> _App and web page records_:
···

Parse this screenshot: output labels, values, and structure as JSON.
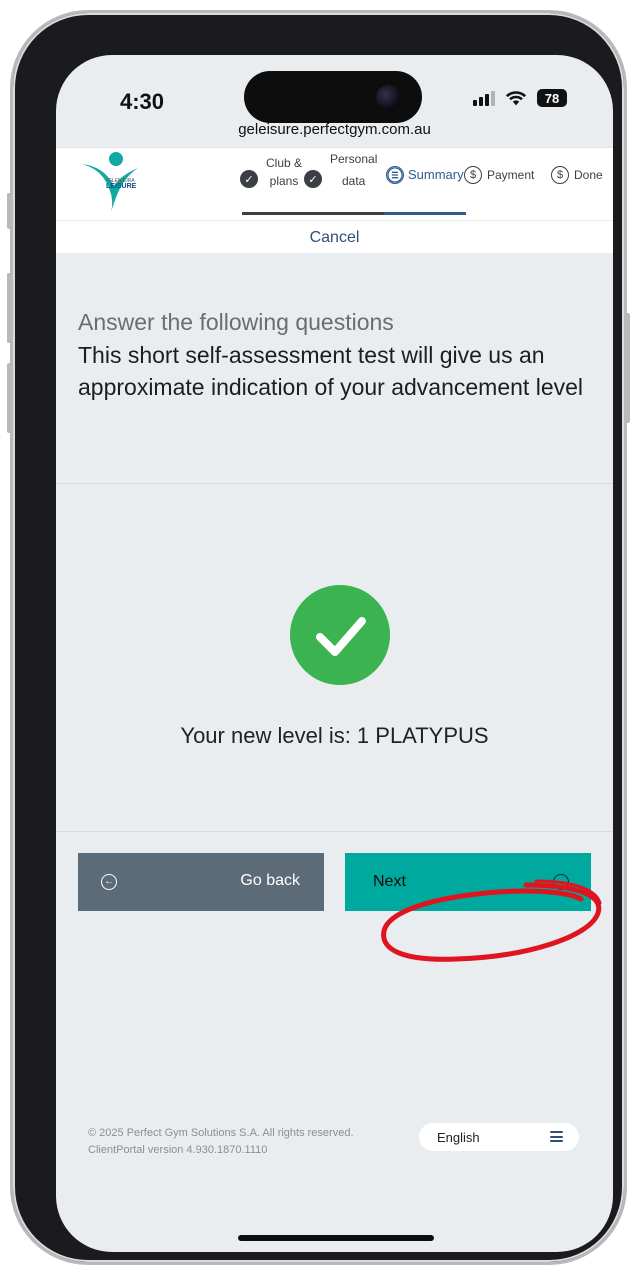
{
  "status_bar": {
    "time": "4:30",
    "battery": "78",
    "url": "geleisure.perfectgym.com.au"
  },
  "header": {
    "logo": {
      "line1": "GLEN EIRA",
      "line2": "LEISURE"
    },
    "steps": [
      {
        "line1": "Club &",
        "line2": "plans",
        "state": "done",
        "icon": "check-icon"
      },
      {
        "line1": "Personal",
        "line2": "data",
        "state": "done",
        "icon": "check-icon"
      },
      {
        "line1": "Summary",
        "line2": "",
        "state": "active",
        "icon": "list-icon"
      },
      {
        "line1": "Payment",
        "line2": "",
        "state": "todo",
        "icon": "dollar-icon"
      },
      {
        "line1": "Done",
        "line2": "",
        "state": "todo",
        "icon": "dollar-icon"
      }
    ],
    "cancel_label": "Cancel"
  },
  "intro": {
    "title": "Answer the following questions",
    "text": "This short self-assessment test will give us an approximate indication of your advancement level"
  },
  "result": {
    "level_text": "Your new level is: 1 PLATYPUS"
  },
  "buttons": {
    "back_label": "Go back",
    "next_label": "Next"
  },
  "footer": {
    "copyright": "© 2025 Perfect Gym Solutions S.A. All rights reserved. ClientPortal version 4.930.1870.1110",
    "language": "English"
  },
  "colors": {
    "accent": "#00a99d",
    "back_button": "#5c6b78",
    "success": "#3bb350",
    "annotation": "#e0141e",
    "link": "#2f4f7a"
  }
}
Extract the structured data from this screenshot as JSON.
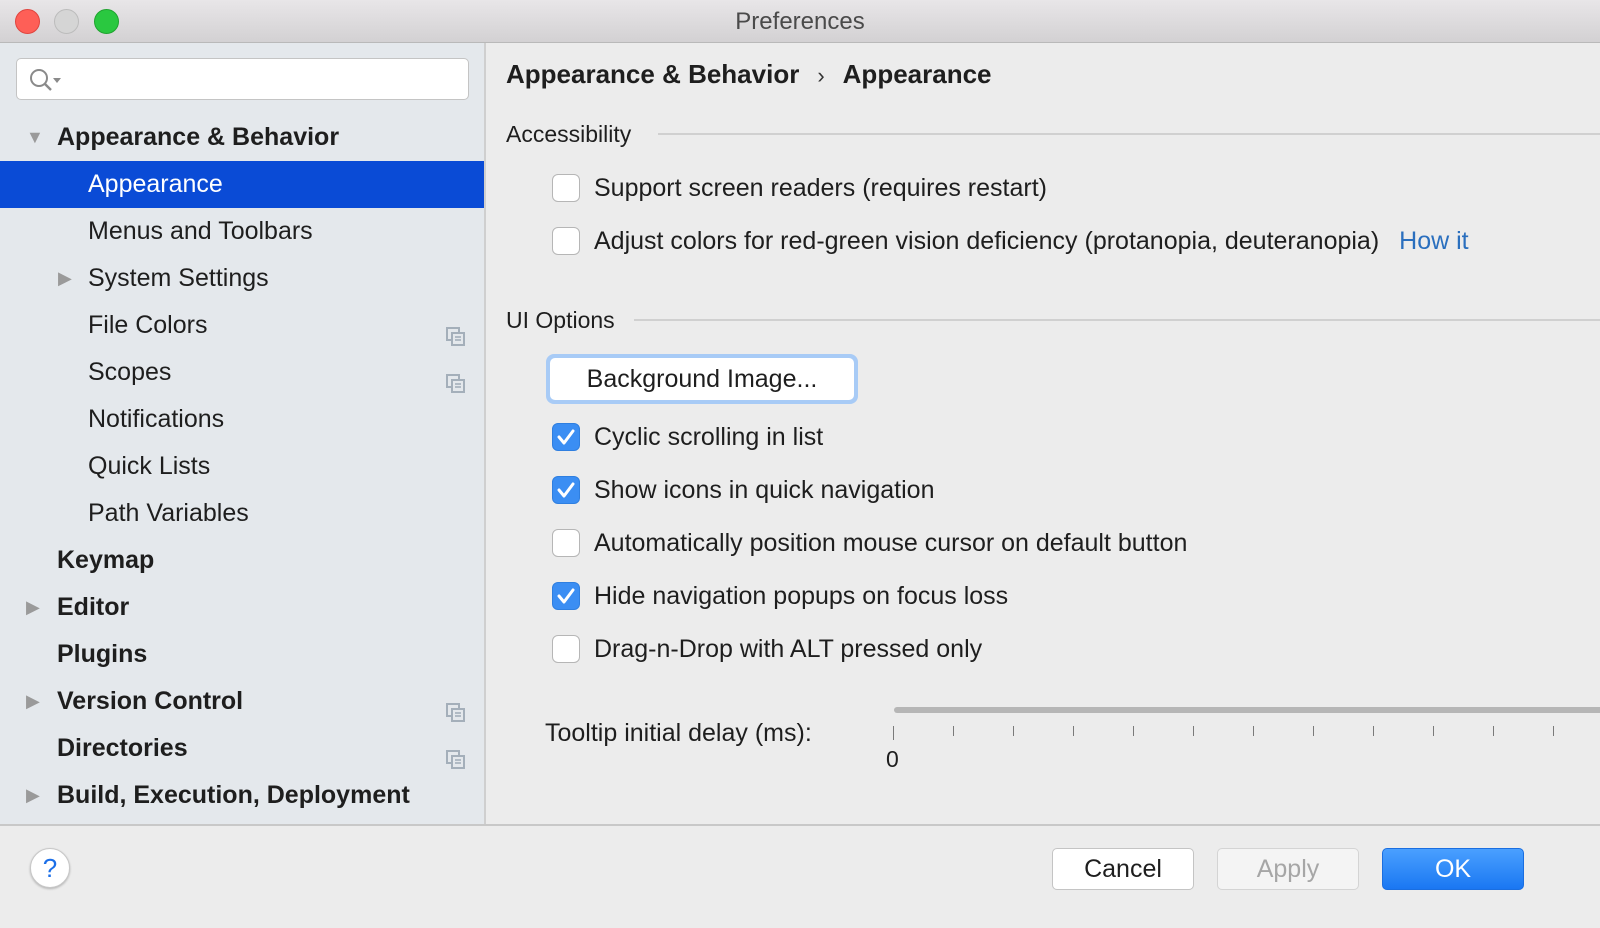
{
  "window": {
    "title": "Preferences"
  },
  "sidebar": {
    "search": {
      "value": "",
      "placeholder": ""
    },
    "items": [
      {
        "label": "Appearance & Behavior",
        "level": 0,
        "bold": true,
        "expander": "expanded",
        "selected": false,
        "has_copy_icon": false
      },
      {
        "label": "Appearance",
        "level": 1,
        "bold": false,
        "expander": "none",
        "selected": true,
        "has_copy_icon": false
      },
      {
        "label": "Menus and Toolbars",
        "level": 1,
        "bold": false,
        "expander": "none",
        "selected": false,
        "has_copy_icon": false
      },
      {
        "label": "System Settings",
        "level": 1,
        "bold": false,
        "expander": "collapsed",
        "selected": false,
        "has_copy_icon": false
      },
      {
        "label": "File Colors",
        "level": 1,
        "bold": false,
        "expander": "none",
        "selected": false,
        "has_copy_icon": true
      },
      {
        "label": "Scopes",
        "level": 1,
        "bold": false,
        "expander": "none",
        "selected": false,
        "has_copy_icon": true
      },
      {
        "label": "Notifications",
        "level": 1,
        "bold": false,
        "expander": "none",
        "selected": false,
        "has_copy_icon": false
      },
      {
        "label": "Quick Lists",
        "level": 1,
        "bold": false,
        "expander": "none",
        "selected": false,
        "has_copy_icon": false
      },
      {
        "label": "Path Variables",
        "level": 1,
        "bold": false,
        "expander": "none",
        "selected": false,
        "has_copy_icon": false
      },
      {
        "label": "Keymap",
        "level": 0,
        "bold": true,
        "expander": "none",
        "selected": false,
        "has_copy_icon": false
      },
      {
        "label": "Editor",
        "level": 0,
        "bold": true,
        "expander": "collapsed",
        "selected": false,
        "has_copy_icon": false
      },
      {
        "label": "Plugins",
        "level": 0,
        "bold": true,
        "expander": "none",
        "selected": false,
        "has_copy_icon": false
      },
      {
        "label": "Version Control",
        "level": 0,
        "bold": true,
        "expander": "collapsed",
        "selected": false,
        "has_copy_icon": true
      },
      {
        "label": "Directories",
        "level": 0,
        "bold": true,
        "expander": "none",
        "selected": false,
        "has_copy_icon": true
      },
      {
        "label": "Build, Execution, Deployment",
        "level": 0,
        "bold": true,
        "expander": "collapsed",
        "selected": false,
        "has_copy_icon": false
      }
    ]
  },
  "breadcrumb": {
    "parent": "Appearance & Behavior",
    "separator": "›",
    "current": "Appearance"
  },
  "accessibility": {
    "title": "Accessibility",
    "options": [
      {
        "label": "Support screen readers (requires restart)",
        "checked": false
      },
      {
        "label": "Adjust colors for red-green vision deficiency (protanopia, deuteranopia)",
        "checked": false,
        "link": "How it"
      }
    ]
  },
  "ui_options": {
    "title": "UI Options",
    "background_image_button": "Background Image...",
    "options": [
      {
        "label": "Cyclic scrolling in list",
        "checked": true
      },
      {
        "label": "Show icons in quick navigation",
        "checked": true
      },
      {
        "label": "Automatically position mouse cursor on default button",
        "checked": false
      },
      {
        "label": "Hide navigation popups on focus loss",
        "checked": true
      },
      {
        "label": "Drag-n-Drop with ALT pressed only",
        "checked": false
      }
    ],
    "tooltip_delay": {
      "label": "Tooltip initial delay (ms):",
      "min_label": "0"
    }
  },
  "footer": {
    "help": "?",
    "cancel": "Cancel",
    "apply": "Apply",
    "apply_enabled": false,
    "ok": "OK"
  },
  "colors": {
    "selection": "#0a4bd6",
    "checkbox_checked": "#3b8ef3",
    "link": "#2a6fbe",
    "primary_button": "#1a77f2"
  }
}
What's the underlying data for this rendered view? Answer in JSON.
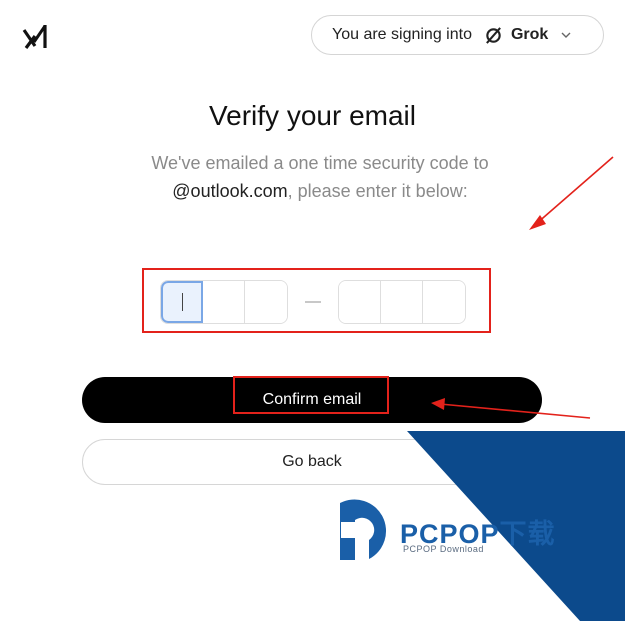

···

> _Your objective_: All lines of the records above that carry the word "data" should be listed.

> _Solution_:
        "line2": "data",
Extract the structured data from this screenshot as JSON.
What's the underlying data for this rendered view? Answer in JSON.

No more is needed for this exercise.